Two decades of frontier-free travel across Europe unravelled on Monday as countries re-established border controls in the face of an unprecedented influx of migrants, which broke the record for the most arrivals by land in a single day.
Germany’s surprise decision to restore border controls on Sunday had a swift domino effect, prompting neighbours to impose checks at their own frontiers as thousands of refugees pressed north and west across the continent while European Union ministers argued in Brussels over how to share the burden.
Austria said it would dispatch its military to help the police carry out checks at the border with Hungary after thousands of migrants crossed on foot overnight, filling up emergency accommodation nearby, including tents at the frontier.
Thousands more raced across the Balkans to enter Hungary before new rules take effect on Tuesday, which Budapest’s right-wing government says will bring a halt to the illegal flow of migrants across its territory.
By 3pm Irish time on Monday, police said 7,437 migrants had been recorded entering Hungary from Serbia, beating the previous day’s record of 5,809.
Then a line of Hungarian police in helmets blocked off the main informal crossing point. Backed by mounted police and soldiers with a helicopter circling overhead, dozens of officers took up positions on a railway track used by migrants to enter the EU’s Schengen zone of border-free travel.
Slovakia said it would now impose controls on its borders with Hungary and Austria. The Netherlands announced it would make spot checks at its borders. Other EU countries, ranging from Sweden to Poland, said they were monitoring the situation to decide whether controls were needed.
European justice and home affairs ministers are meeting in Brussels to discuss the crisis amid increasing signs that the refugee quota system under consideration will not be mandatory.
Minister for Justice Frances Fitzgerald has called on all EU member states to show solidarity in the face of the crisis.
Arriving in Brussels for the meeting, Ms Fitzgerald said she expects political agreement to be reached today on the EU's relocation plan to accept 120,000 refugees, announced by European Commission president Jean-Claude Juncker last week, but that details on the exact numbers may be worked out at a later stage.
“I certainly hope that we come to an agreement. That’s certainly the intention, but clearly member states are in very different situations... we’ll wait and see. The migrant issue is a huge humanitarian challenge. We have to show solidarity in dealing with it.”
A meeting of EU ambassadors this morning failed to bridge divisions between member states, with a number of east European countries continuing to resist the idea of mandatory quotas that forms the cornerstone of the Juncker plan.
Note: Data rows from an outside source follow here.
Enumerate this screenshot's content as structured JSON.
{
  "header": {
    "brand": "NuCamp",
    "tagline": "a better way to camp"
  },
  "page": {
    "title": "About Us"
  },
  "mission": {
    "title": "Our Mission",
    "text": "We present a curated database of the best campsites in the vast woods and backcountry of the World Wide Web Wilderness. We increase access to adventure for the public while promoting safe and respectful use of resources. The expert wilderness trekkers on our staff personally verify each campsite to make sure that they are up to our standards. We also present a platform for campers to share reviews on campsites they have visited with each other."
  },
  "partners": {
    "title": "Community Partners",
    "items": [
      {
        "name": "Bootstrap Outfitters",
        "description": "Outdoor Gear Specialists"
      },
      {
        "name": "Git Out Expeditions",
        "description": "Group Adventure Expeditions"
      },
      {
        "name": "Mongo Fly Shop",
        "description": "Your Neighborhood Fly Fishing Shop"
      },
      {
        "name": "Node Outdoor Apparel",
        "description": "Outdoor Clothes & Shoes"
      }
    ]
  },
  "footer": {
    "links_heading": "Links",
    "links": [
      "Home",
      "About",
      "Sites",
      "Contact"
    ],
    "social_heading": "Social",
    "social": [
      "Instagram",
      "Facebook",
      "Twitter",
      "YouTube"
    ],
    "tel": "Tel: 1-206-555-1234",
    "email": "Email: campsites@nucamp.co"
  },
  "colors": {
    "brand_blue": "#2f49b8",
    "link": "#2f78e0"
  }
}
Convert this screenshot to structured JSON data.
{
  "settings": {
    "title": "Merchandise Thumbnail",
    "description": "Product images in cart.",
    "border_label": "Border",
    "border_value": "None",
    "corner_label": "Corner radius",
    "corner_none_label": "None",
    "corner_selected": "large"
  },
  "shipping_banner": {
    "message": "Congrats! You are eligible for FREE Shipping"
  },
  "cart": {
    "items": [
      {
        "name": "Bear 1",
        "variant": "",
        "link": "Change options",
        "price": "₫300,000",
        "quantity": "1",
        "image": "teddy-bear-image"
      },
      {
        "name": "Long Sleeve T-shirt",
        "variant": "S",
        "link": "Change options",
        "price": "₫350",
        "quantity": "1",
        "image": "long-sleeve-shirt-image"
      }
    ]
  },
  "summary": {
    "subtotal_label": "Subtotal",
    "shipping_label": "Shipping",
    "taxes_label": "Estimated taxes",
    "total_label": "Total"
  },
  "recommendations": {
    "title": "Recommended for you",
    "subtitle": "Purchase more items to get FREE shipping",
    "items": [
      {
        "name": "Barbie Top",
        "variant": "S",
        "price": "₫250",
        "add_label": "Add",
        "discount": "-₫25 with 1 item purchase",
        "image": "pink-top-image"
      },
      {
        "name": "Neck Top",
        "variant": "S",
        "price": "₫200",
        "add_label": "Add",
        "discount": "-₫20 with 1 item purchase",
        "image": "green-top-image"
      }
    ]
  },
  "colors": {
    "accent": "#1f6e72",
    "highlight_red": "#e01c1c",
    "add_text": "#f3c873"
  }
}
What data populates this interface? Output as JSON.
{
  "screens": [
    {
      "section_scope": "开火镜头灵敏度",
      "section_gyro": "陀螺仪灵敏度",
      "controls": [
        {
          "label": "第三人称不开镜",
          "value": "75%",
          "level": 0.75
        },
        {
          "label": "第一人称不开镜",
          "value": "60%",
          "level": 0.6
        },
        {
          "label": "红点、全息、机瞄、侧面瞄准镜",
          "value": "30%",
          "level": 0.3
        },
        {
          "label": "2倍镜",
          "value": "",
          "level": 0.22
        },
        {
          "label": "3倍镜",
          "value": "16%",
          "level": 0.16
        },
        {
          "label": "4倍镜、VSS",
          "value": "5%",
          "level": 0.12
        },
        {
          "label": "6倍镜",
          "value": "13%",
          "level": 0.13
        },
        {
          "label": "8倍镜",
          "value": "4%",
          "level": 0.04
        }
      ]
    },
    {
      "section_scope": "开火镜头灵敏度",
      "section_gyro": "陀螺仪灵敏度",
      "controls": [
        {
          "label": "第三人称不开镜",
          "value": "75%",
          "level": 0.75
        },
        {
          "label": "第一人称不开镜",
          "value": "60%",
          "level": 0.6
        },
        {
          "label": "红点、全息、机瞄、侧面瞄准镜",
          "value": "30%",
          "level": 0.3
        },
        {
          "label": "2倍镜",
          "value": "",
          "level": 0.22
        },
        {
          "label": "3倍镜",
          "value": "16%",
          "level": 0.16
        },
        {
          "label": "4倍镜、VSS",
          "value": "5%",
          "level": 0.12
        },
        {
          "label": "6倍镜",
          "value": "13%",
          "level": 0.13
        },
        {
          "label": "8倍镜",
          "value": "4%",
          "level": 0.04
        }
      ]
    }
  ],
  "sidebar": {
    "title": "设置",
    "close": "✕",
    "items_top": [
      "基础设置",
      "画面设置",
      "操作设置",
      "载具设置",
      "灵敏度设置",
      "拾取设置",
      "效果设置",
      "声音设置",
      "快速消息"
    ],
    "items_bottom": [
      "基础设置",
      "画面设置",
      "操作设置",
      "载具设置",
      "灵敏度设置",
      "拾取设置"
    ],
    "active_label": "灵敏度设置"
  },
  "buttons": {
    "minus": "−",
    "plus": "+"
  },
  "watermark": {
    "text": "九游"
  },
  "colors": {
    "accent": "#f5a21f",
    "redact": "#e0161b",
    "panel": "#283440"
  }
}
A document circulating before the meeting showed the council was proposing a “voluntary” rather than mandatory system, an outcome that would be a major set-back for the European Commission’s plan to establish a mandatory distribution scheme in the European Union.
Last week the European Commission unveiled a plan to redistribute 120,000 Syrian, Eritrean and Iraqi refugees across the European Union, in addition to 40,000 people targeted under a previous plan.
But a number of east European countries, including Hungary, the Czech Republic, and Slovakia are strongly opposed to the notion of mandatory quotas, arguing that immigration should be a matter of national sovereignty.
Speaking this lunchtime, a spokeswoman for the European Commission said that while a mandatory system was preferable, “if the objectives are achieved, then that is the most important thing.”
A number of member states, particularly Germany, have committed to accepting far in excess of the numbers envisaged under the 120,000 relocation scheme, while most member states are expected to voluntarily partake in the scheme.
Arriving at the meeting, Robert Kalinak, the Slovak interior minister, expressed his opposition to quotas. “This proposal is not solving the problem,” he said.
Arriving at today’s meeting, Finland’s interior minister Petteri Orpo said his country stands ready to reintroduce border controls, though this was not necessary at this point.
But the European Commission has played down the decision by countries to reintroduce border controls, which effectively suspends the operation of Schengen.
The EU’s executive arm has insisted that current Schengen rules permit countries to reintroduce temporary border controls due to unforeseen circumstances. Under EU law, Germany can impose border controls for 10 days, which can be extended by 2 weeks up to a maximum of 6 months.
Additional reporting Reuters